“We are determined to fight this spill on all fronts, in the deep waters of the Gulf, in the shallow waters and, should it be necessary, on the shore.”
He said the company welcomed offers of assistance from government agencies, other oil companies and even members of the public.
An official at the Organized Seafood Association of Alabama said his group would meet on Saturday with BP representatives about possible compensation for lost fishing income.
But some people said the company, in addition to bearing financial responsibility under a 1990 law, also bore responsibility for being too optimistic in its planning.
In the exploration plan that BP Exploration and Production Inc. submitted to the MMS for the Mississippi Canyon Block 252 lease on Feb. 23, 2009, the company expressed confidence it could handle a spill even larger than the one caused by the explosion at Deepwater Horizon.
It said the company “has the capability to respond to the appropriate worst-case spill scenario,” which it defines in a chart as a “volume uncontrolled blowout” of 300,000 gallons a day.

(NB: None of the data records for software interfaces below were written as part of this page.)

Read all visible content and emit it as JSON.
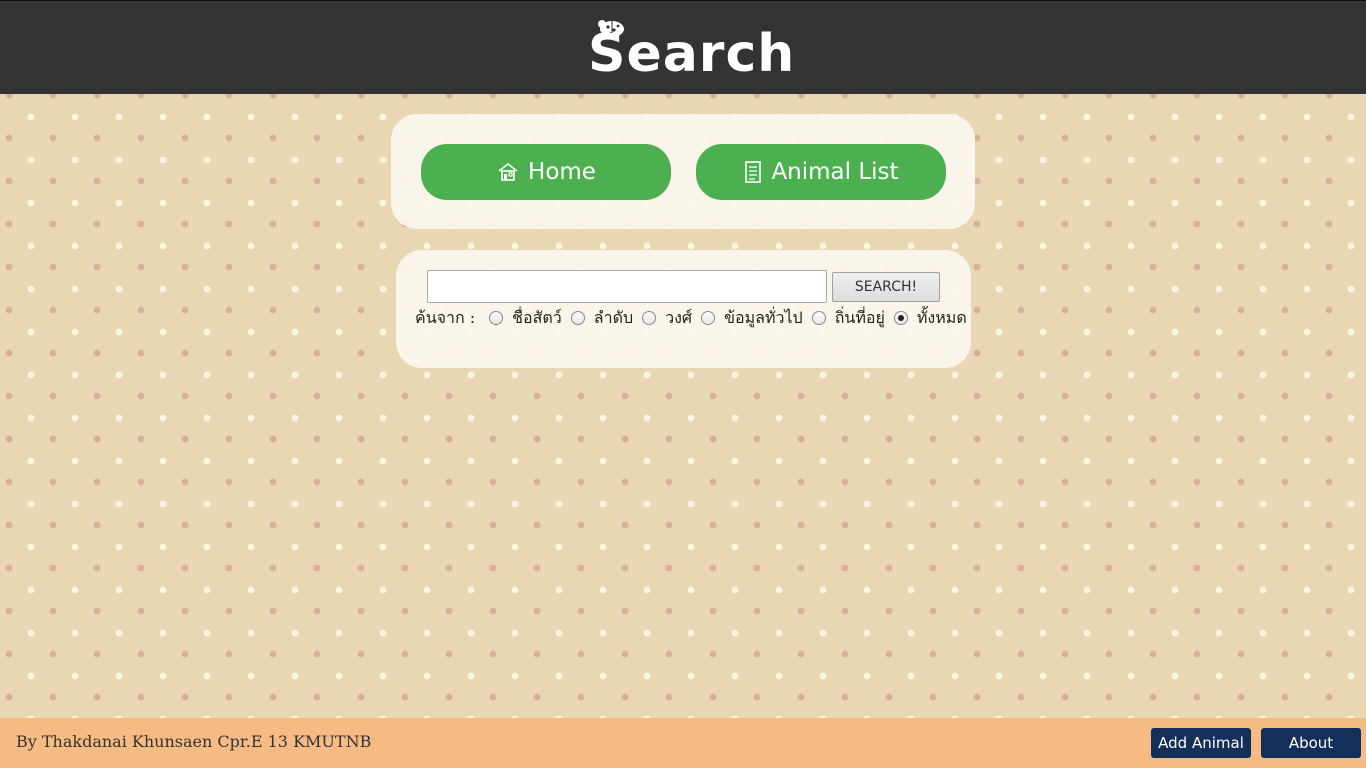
{
  "header": {
    "logo_text": "Search"
  },
  "nav": {
    "home_label": "Home",
    "animal_list_label": "Animal List"
  },
  "search": {
    "input_value": "",
    "button_label": "SEARCH!",
    "filter_prefix": "ค้นจาก :",
    "options": [
      {
        "label": "ชื่อสัตว์",
        "checked": false
      },
      {
        "label": "ลำดับ",
        "checked": false
      },
      {
        "label": "วงศ์",
        "checked": false
      },
      {
        "label": "ข้อมูลทั่วไป",
        "checked": false
      },
      {
        "label": "ถิ่นที่อยู่",
        "checked": false
      },
      {
        "label": "ทั้งหมด",
        "checked": true
      }
    ]
  },
  "footer": {
    "credit": "By Thakdanai Khunsaen Cpr.E 13 KMUTNB",
    "add_animal_label": "Add Animal",
    "about_label": "About"
  },
  "colors": {
    "header_bg": "#333333",
    "nav_button": "#4caf50",
    "footer_bg": "#f6bb82",
    "footer_button": "#14305a"
  }
}
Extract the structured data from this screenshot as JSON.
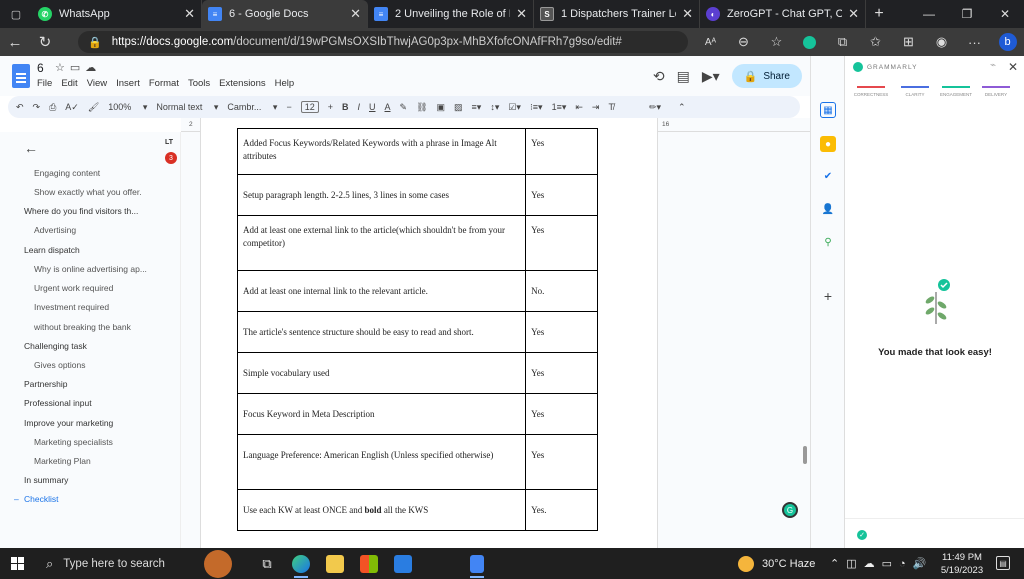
{
  "browser": {
    "tabs": [
      {
        "title": "WhatsApp",
        "fav_color": "#25d366",
        "icon": "whatsapp-icon"
      },
      {
        "title": "6 - Google Docs",
        "fav_color": "#4285f4",
        "icon": "docs-icon"
      },
      {
        "title": "2 Unveiling the Role of Indep",
        "fav_color": "#4285f4",
        "icon": "docs-icon"
      },
      {
        "title": "1 Dispatchers Trainer Location",
        "fav_color": "#555555",
        "icon": "page-icon"
      },
      {
        "title": "ZeroGPT - Chat GPT, Open AI",
        "fav_color": "#5b3fd1",
        "icon": "zerogpt-icon"
      }
    ],
    "url_host": "https://docs.google.com",
    "url_path": "/document/d/19wPGMsOXSIbThwjAG0p3px-MhBXfofcONAfFRh7g9so/edit#"
  },
  "docs": {
    "title": "6",
    "menu": [
      "File",
      "Edit",
      "View",
      "Insert",
      "Format",
      "Tools",
      "Extensions",
      "Help"
    ],
    "share_label": "Share",
    "avatar_letter": "F",
    "toolbar": {
      "zoom": "100%",
      "style": "Normal text",
      "font": "Cambr...",
      "font_size": "12"
    },
    "ruler_ticks": [
      "2",
      "1",
      "1",
      "2",
      "3",
      "4",
      "5",
      "6",
      "7",
      "8",
      "9",
      "10",
      "11",
      "12",
      "13",
      "14",
      "15",
      "16",
      "17",
      "18"
    ],
    "lt_badge": "LT",
    "lt_count": "3"
  },
  "outline": [
    {
      "label": "Engaging content",
      "level": 2
    },
    {
      "label": "Show exactly what you offer.",
      "level": 2
    },
    {
      "label": "Where do you find visitors th...",
      "level": 1
    },
    {
      "label": "Advertising",
      "level": 2
    },
    {
      "label": "Learn dispatch",
      "level": 1
    },
    {
      "label": "Why is online advertising ap...",
      "level": 2
    },
    {
      "label": "Urgent work required",
      "level": 2
    },
    {
      "label": "Investment required",
      "level": 2
    },
    {
      "label": "without breaking the bank",
      "level": 2
    },
    {
      "label": "Challenging task",
      "level": 1
    },
    {
      "label": "Gives options",
      "level": 2
    },
    {
      "label": "Partnership",
      "level": 1
    },
    {
      "label": "Professional input",
      "level": 1
    },
    {
      "label": "Improve your marketing",
      "level": 1
    },
    {
      "label": "Marketing specialists",
      "level": 2
    },
    {
      "label": "Marketing Plan",
      "level": 2
    },
    {
      "label": "In summary",
      "level": 1
    },
    {
      "label": "Checklist",
      "level": 1,
      "selected": true
    }
  ],
  "table_rows": [
    {
      "task": "Added Focus Keywords/Related Keywords with a phrase in Image Alt attributes",
      "status": "Yes"
    },
    {
      "task": "Setup paragraph length. 2-2.5 lines, 3 lines in some cases",
      "status": "Yes"
    },
    {
      "task": "Add at least one external link to the article(which shouldn't be from your competitor)",
      "status": "Yes"
    },
    {
      "task": "Add at least one internal link to the relevant article.",
      "status": "No."
    },
    {
      "task": "The article's sentence structure should be easy to read and short.",
      "status": "Yes"
    },
    {
      "task": "Simple vocabulary used",
      "status": "Yes"
    },
    {
      "task": "Focus Keyword in Meta Description",
      "status": "Yes"
    },
    {
      "task": "Language Preference: American English (Unless specified otherwise)",
      "status": "Yes"
    },
    {
      "task_pre": "Use each KW at least ONCE and ",
      "task_bold": "bold",
      "task_post": " all the KWS",
      "status": "Yes."
    }
  ],
  "grammarly": {
    "brand": "GRAMMARLY",
    "categories": [
      {
        "label": "CORRECTNESS",
        "color": "#e5484d"
      },
      {
        "label": "CLARITY",
        "color": "#4a6ee0"
      },
      {
        "label": "ENGAGEMENT",
        "color": "#15c39a"
      },
      {
        "label": "DELIVERY",
        "color": "#8e5bd6"
      }
    ],
    "message": "You made that look easy!"
  },
  "taskbar": {
    "search_placeholder": "Type here to search",
    "weather": "30°C  Haze",
    "time": "11:49 PM",
    "date": "5/19/2023"
  }
}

On April 6, 2009 MMS approved the drilling with a warning: “Exercise caution while drilling due to indications of shallow gas and possible water flow.”

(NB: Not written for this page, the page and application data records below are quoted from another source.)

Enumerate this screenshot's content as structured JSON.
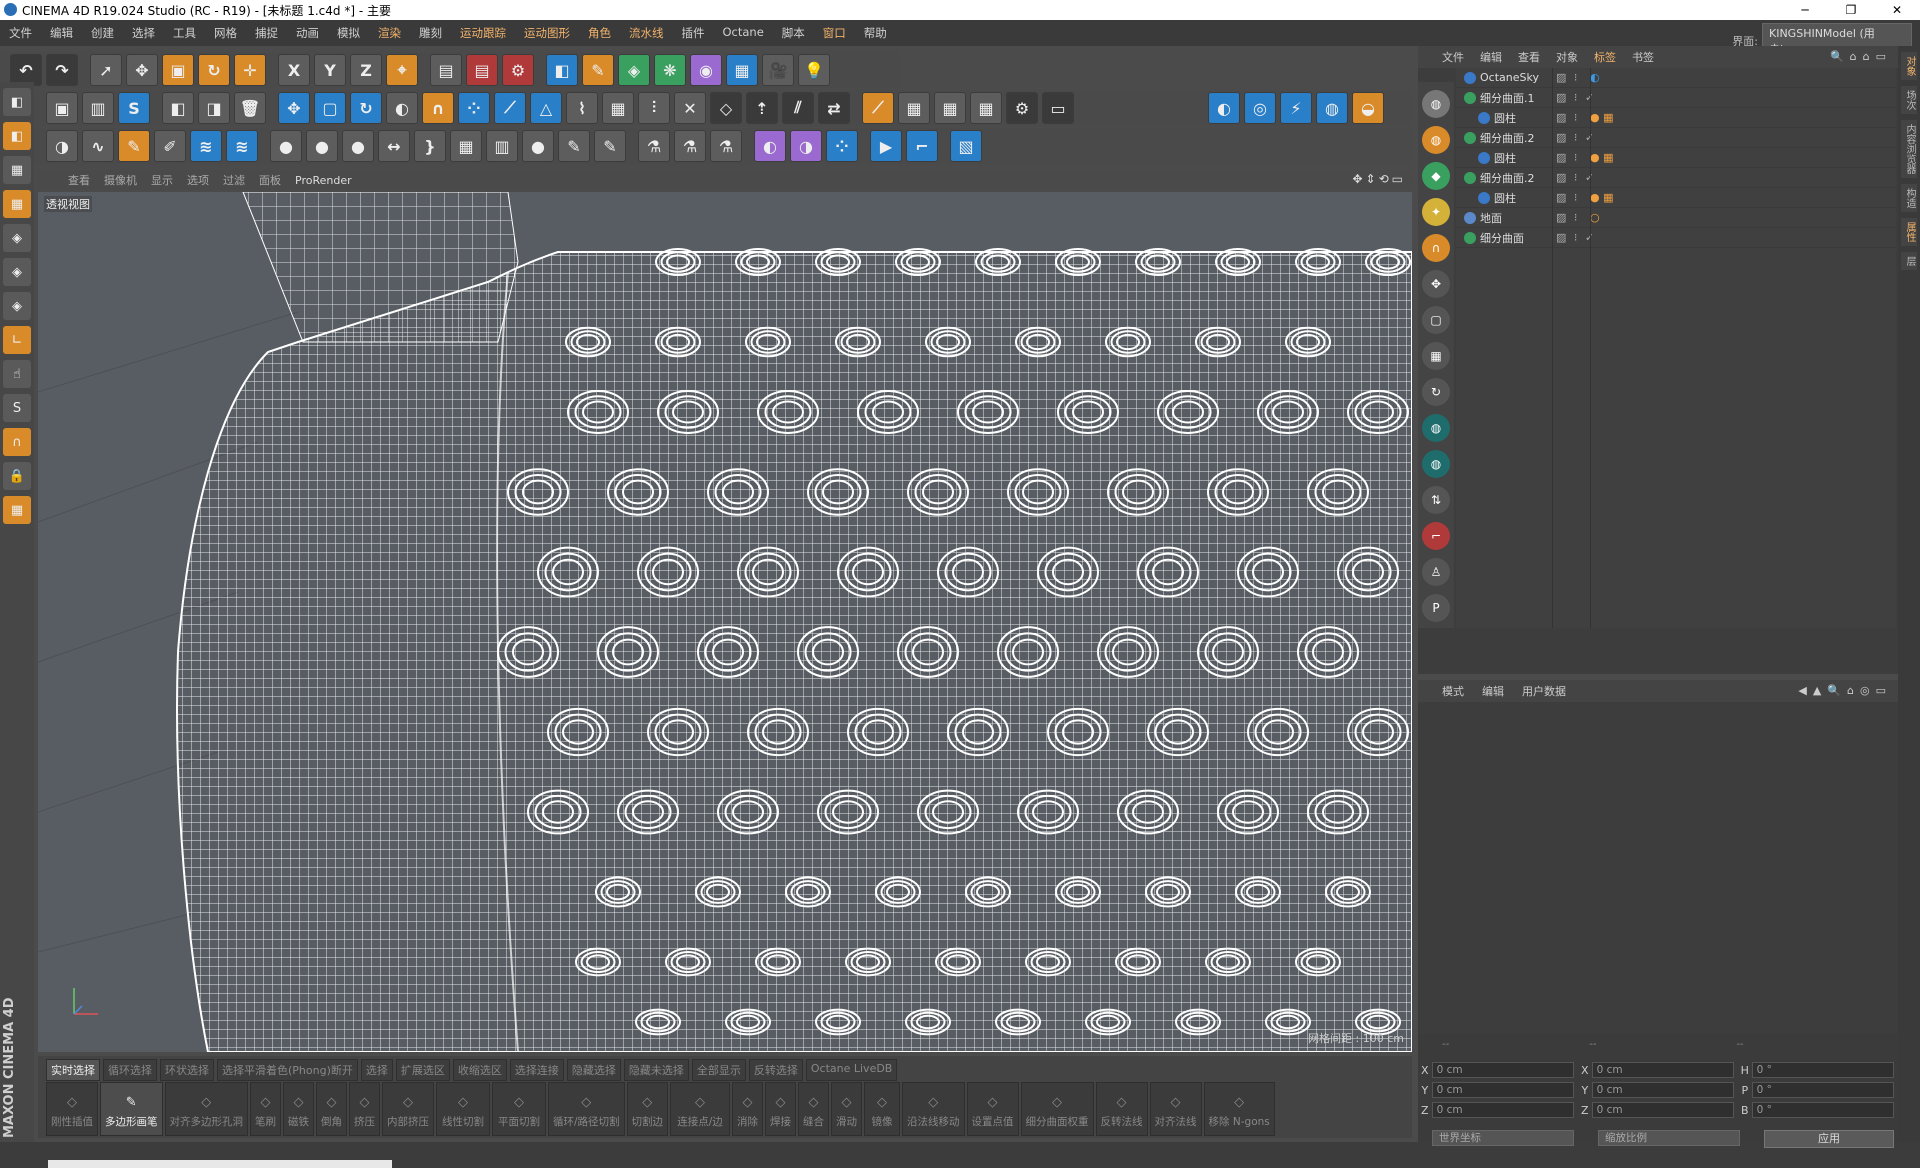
{
  "window": {
    "title": "CINEMA 4D R19.024 Studio (RC - R19) - [未标题 1.c4d *] - 主要",
    "minimize": "─",
    "restore": "❐",
    "close": "✕"
  },
  "menu": {
    "items": [
      "文件",
      "编辑",
      "创建",
      "选择",
      "工具",
      "网格",
      "捕捉",
      "动画",
      "模拟",
      "渲染",
      "雕刻",
      "运动跟踪",
      "运动图形",
      "角色",
      "流水线",
      "插件",
      "Octane",
      "脚本",
      "窗口",
      "帮助"
    ],
    "highlighted": [
      "渲染",
      "运动跟踪",
      "运动图形",
      "角色",
      "流水线",
      "窗口"
    ],
    "interface_label": "界面:",
    "interface_value": "KINGSHINModel (用户)"
  },
  "viewport": {
    "menu": [
      "查看",
      "摄像机",
      "显示",
      "选项",
      "过滤",
      "面板",
      "ProRender"
    ],
    "label": "透视视图",
    "grid_info": "网格间距 : 100 cm",
    "accent_bg": "#585d63",
    "wire_color": "#ffffff"
  },
  "brand": "MAXON CINEMA 4D",
  "selection_row": [
    "实时选择",
    "循环选择",
    "环状选择",
    "选择平滑着色(Phong)断开",
    "选择",
    "扩展选区",
    "收缩选区",
    "选择连接",
    "隐藏选择",
    "隐藏未选择",
    "全部显示",
    "反转选择",
    "Octane LiveDB"
  ],
  "tool_row": [
    "刚性插值",
    "多边形画笔",
    "对齐多边形孔洞",
    "笔刷",
    "磁铁",
    "倒角",
    "挤压",
    "内部挤压",
    "线性切割",
    "平面切割",
    "循环/路径切割",
    "切割边",
    "连接点/边",
    "消除",
    "焊接",
    "缝合",
    "滑动",
    "镜像",
    "沿法线移动",
    "设置点值",
    "细分曲面权重",
    "反转法线",
    "对齐法线",
    "移除 N-gons"
  ],
  "object_manager": {
    "menu": [
      "文件",
      "编辑",
      "查看",
      "对象",
      "标签",
      "书签"
    ],
    "objects": [
      {
        "name": "OctaneSky",
        "indent": 0,
        "icon": "sky-icon",
        "tag": "◐"
      },
      {
        "name": "细分曲面.1",
        "indent": 0,
        "icon": "subdivision-icon",
        "tag": ""
      },
      {
        "name": "圆柱",
        "indent": 1,
        "icon": "cylinder-icon",
        "tag": "● ▦"
      },
      {
        "name": "细分曲面.2",
        "indent": 0,
        "icon": "subdivision-icon",
        "tag": ""
      },
      {
        "name": "圆柱",
        "indent": 1,
        "icon": "cylinder-icon",
        "tag": "● ▦"
      },
      {
        "name": "细分曲面.2",
        "indent": 0,
        "icon": "subdivision-icon",
        "tag": ""
      },
      {
        "name": "圆柱",
        "indent": 1,
        "icon": "cylinder-icon",
        "tag": "● ▦"
      },
      {
        "name": "地面",
        "indent": 0,
        "icon": "floor-icon",
        "tag": "○"
      },
      {
        "name": "细分曲面",
        "indent": 0,
        "icon": "subdivision-icon",
        "tag": ""
      }
    ]
  },
  "attribute_manager": {
    "menu": [
      "模式",
      "编辑",
      "用户数据"
    ]
  },
  "coordinates": {
    "dashes": [
      "--",
      "--",
      "--"
    ],
    "rows": [
      {
        "a": "X",
        "av": "0 cm",
        "b": "X",
        "bv": "0 cm",
        "c": "H",
        "cv": "0 °"
      },
      {
        "a": "Y",
        "av": "0 cm",
        "b": "Y",
        "bv": "0 cm",
        "c": "P",
        "cv": "0 °"
      },
      {
        "a": "Z",
        "av": "0 cm",
        "b": "Z",
        "bv": "0 cm",
        "c": "B",
        "cv": "0 °"
      }
    ],
    "world": "世界坐标",
    "scale": "缩放比例",
    "apply": "应用"
  },
  "right_strip": [
    "对象",
    "场次",
    "内容浏览器",
    "构造",
    "属性",
    "层"
  ]
}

MMS officials said they could not comment on the Deepwater Horizon incident, but added that the agency was reassessing the way it judges companies’ abilities to cope with spills.
The cause of the well explosion remains uncertain.
Oil industry experts say that in deep-water wells such as this one, which was drilled in water 5,000 feet deep, high pressure increases the risks of a blowout.
BP has pointed a finger at Transocean, which owned and operated the rig.
Transocean has pointed at a company called Cameron, which made a key valve in the malfunctioning blowout preventer.
John Amos, who spent 10 years as a consulting exploration geologist for oil and gas companies and now heads SkyTruth, an operation that uses government satellite imagery to monitor environmental disasters, said he was not surprised that both oil executives and federal officials failed to properly forecast the risks associated with offshore drilling.
“Just like the explosion of a volcano, to a geologist like myself, these kinds of incidents are fairly predictable, but when they happen, they come as a shock to us,” Amos said.
House Energy and Commerce Committee Chairman Henry Waxman, D-Calif., whose panel has already sent letters to BP America, Transocean and oil services giant Halliburton inquiring into the cause of the explosion and the companies’ inability to staunch the flow of oil, said he hoped to get more answers when officials from the three companies testified before his committee on May 12.
Halliburton was in charge of cementing for Deepwater Horizon — plugging holes in the pipeline seal by pumping cement into it from the rig.
“The companies have the obligation, it seems to me, to have a plan, to anticipate and do what they could to prevent this sort of thing from happening,” Waxman said in an interview. “They obviously didn’t anticipate this.”
Washington Post staff writer Juliet Eilperin contributed to this report.